The story of your grandparents, their impact on you, and your support of black Americans is a unique point of view to a story no one else can tell.
An Open Letter to Jaden Violet
Clay Rivers

The awesome and awful thing about humanity is that while you can almost always find things you hold in common with others, be they experiences, hobbies, traumas, or diseases, none of us are exactly the same. The digital age has made it so much simpler to find others with common interests and goals, but it has not negated the fact that we are all different.

It’s hard to remember, sometimes, that the person screaming obscenities at you on the thread about BLM is also an avid fan of Harry Potter and you’ve both been sorted into Ravenclaw on Pottermore. It’s equally hard not to be unrationally upset by the fact that the person nearest and dearest to us who loves all the same things we do, still has differing opinions and views on other things, and you really should steer clear of (insert upsetting topic) if you want to keep the friendship moving without a hitch.

The thing is, all of us are who we are, and all of us change with time. We are who we are because of the people, places, things, and experiences that have shaped us. Not only that, but we all internalize and deal with all of the above in our own unique ways. This is why ten eye-witnesses will all give wildly varying testimonies as to exactly who did what and how it started, or three siblings raised in the same home will have completely different accounts of their childhood.

Is everyone triggered by having someone stand on their left or by a scarf or an oxygen mask? No, of course not. But I am, because of experiences in my past. Does everyone smile while peeling potatoes because it reminds them of their grandmother? No, but I do, and I revel in the memory of sitting at her feet eating potato skins as she peeled them, because it also one of the few memories I have from childhood when I felt one hundred percent safe and loved.

In short, none of us is any more or less than the sum of our experiences and internal choices. Each of us has an original story that only we can tell, and we should none of us discredit the unique viewpoint that anyone else’s story allows.

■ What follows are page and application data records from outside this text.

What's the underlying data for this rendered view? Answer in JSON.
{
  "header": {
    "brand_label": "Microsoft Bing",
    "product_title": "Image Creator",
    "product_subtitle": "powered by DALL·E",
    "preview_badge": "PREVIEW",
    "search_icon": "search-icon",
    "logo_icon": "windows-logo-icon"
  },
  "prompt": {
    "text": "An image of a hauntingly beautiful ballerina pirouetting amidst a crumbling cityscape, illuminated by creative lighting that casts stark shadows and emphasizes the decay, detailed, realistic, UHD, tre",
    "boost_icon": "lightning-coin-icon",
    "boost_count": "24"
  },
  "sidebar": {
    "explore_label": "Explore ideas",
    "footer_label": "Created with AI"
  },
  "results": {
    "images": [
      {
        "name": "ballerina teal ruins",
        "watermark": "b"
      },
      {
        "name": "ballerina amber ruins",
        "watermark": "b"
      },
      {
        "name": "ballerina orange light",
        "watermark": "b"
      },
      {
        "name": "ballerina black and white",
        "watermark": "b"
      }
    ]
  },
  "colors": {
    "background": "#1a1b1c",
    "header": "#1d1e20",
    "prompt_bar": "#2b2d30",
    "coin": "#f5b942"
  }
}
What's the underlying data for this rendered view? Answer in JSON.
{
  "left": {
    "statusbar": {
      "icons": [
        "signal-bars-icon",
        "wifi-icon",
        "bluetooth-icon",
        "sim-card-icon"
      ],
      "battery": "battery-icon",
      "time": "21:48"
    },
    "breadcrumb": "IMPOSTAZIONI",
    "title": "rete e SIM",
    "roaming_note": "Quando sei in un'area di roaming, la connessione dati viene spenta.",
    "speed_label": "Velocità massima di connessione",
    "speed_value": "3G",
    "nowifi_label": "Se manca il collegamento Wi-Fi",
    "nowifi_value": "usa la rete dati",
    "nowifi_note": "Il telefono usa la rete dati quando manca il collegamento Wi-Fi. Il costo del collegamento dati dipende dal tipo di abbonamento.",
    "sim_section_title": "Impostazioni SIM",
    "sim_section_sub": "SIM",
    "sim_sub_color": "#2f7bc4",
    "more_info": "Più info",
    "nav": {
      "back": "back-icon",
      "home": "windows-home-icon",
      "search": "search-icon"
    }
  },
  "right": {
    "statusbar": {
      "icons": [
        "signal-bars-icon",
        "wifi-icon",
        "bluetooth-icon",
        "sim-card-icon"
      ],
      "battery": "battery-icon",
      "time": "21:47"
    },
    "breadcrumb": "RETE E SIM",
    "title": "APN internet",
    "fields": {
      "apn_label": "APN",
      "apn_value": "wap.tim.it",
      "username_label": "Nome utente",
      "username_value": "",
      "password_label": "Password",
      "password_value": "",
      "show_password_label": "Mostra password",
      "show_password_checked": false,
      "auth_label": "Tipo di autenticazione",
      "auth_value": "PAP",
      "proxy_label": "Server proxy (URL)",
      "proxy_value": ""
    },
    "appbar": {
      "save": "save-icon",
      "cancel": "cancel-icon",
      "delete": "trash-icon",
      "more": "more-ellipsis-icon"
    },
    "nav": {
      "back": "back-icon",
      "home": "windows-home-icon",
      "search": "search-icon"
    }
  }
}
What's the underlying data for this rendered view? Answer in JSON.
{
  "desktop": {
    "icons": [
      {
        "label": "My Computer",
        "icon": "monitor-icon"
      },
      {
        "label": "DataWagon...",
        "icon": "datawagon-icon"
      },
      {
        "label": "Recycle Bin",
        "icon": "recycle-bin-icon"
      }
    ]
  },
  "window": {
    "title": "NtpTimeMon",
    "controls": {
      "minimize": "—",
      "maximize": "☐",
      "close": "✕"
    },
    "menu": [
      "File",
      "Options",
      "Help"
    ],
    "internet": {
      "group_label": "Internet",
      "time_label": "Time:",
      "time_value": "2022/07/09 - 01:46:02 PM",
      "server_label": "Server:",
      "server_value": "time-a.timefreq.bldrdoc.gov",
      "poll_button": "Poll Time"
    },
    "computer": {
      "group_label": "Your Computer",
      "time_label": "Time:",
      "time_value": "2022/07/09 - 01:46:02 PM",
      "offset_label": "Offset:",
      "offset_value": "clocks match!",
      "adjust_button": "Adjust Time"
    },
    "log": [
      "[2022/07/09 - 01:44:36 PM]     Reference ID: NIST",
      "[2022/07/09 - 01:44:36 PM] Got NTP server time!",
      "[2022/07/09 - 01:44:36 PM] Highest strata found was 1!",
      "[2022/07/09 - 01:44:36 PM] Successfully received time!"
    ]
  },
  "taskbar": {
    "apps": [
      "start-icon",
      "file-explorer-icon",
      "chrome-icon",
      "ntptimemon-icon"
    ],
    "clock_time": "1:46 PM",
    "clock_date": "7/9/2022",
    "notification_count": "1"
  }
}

Instead, we should all cherish the opportunity to see the world through someone else’s eyes.

One clap, two clap, three clap, forty?

By clapping more or less, you can signal to us which stories really stand out.